- “What is wrong with you?”
The author’s conclusion is thoughtful:
If a teacher loses his [or her] temper or gets frustrated and says one of these things once or even twice during the year, it’s understandable. For most students, a rare mishap makes no difference with a teacher who they respect and like. But if trust hasn’t been established, students are less forgiving when they feel insulted or wronged. On the other hand, we can say something nice or neutral that might be heard by a student as an insult. These instances are hard to avoid. What we can avoid is saying things that we know in advance are hurtful.

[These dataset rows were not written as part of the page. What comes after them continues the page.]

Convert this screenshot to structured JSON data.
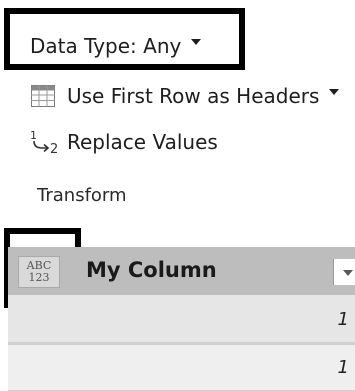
{
  "ribbon": {
    "data_type_label": "Data Type: Any",
    "first_row_label": "Use First Row as Headers",
    "replace_values_label": "Replace Values",
    "replace_icon_sup": "1",
    "replace_icon_sub": "2",
    "group_label": "Transform"
  },
  "column": {
    "type_icon_top": "ABC",
    "type_icon_bottom": "123",
    "name": "My Column",
    "rows": [
      "1",
      "1"
    ]
  },
  "colors": {
    "highlight_border": "#000000",
    "header_bg": "#bdbdbd",
    "row_bg": "#e6e6e6"
  }
}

Some times the “don’t” lists for back-to-school are more valuable than the positive “do” lists. Here’s the first of a pair – this one is from the blogger at “Brilliant or Insane.” Before you disagree with some (or all) of these, do take a look at the link to read the rationale behind each one.
- Read from the student handbook
- Discuss classroom rules
- Distribute a syllabus
- Assign seats
- Seat students in rows
- Hand out textbooks
- Talk about “The Test”
- Say you’ll need weeks to learn your students’ names
- Use sarcasm
- Denigrate a colleague
- Make students introduce themselves
- Talk too much
- Assign homework
I like the sentiment which concludes the post:
The first day of school should be dedicated to rapport-building and to joy.
Your goal should be that students go home that night and tell their parents: “I’m going to love (insert your subject) because Mrs. (insert your name) is awesome!”
Accomplish this goal, and you’ve had one truly great first day of school
I’ll be honest with you, I don’t put a tremendous amount of effort into creating decorations or art in my classroom. I do believe in having art – especially student created art – on the walls and elsewhere in the room. Having attractive, inspiring and thought-provoking images for my students to view goes a long way in creating the vibe and spirit of my classroom.
I also use the “plug-in” type of fragrance dispensers to create olfactory feeling in my students. I rotate the scents seasonally throughout the school year. Not only do my students gain a scent memory of my room, but this helps counter the inevitable “funk” which develops during the times of the year when we can’t open the windows. It’s a high value for me to have my room smell good for my students (and for me as I have to be in there all day!)
From the surprisingly robust HuffPost Education, here’s some ideas for the crafty folks out there to make your classroom more attractive and inviting. Some of the ones on the list are clearly for younger students. But I think many could be easily modified for older students instead.
Here’s a few of my favorites:
What a cool way to inspire and challenge your students as they see the outside of your classroom door!
A+ for engaging creativity. C- for near copyright violation.
I like this one for classrooms where pencils are frequently used.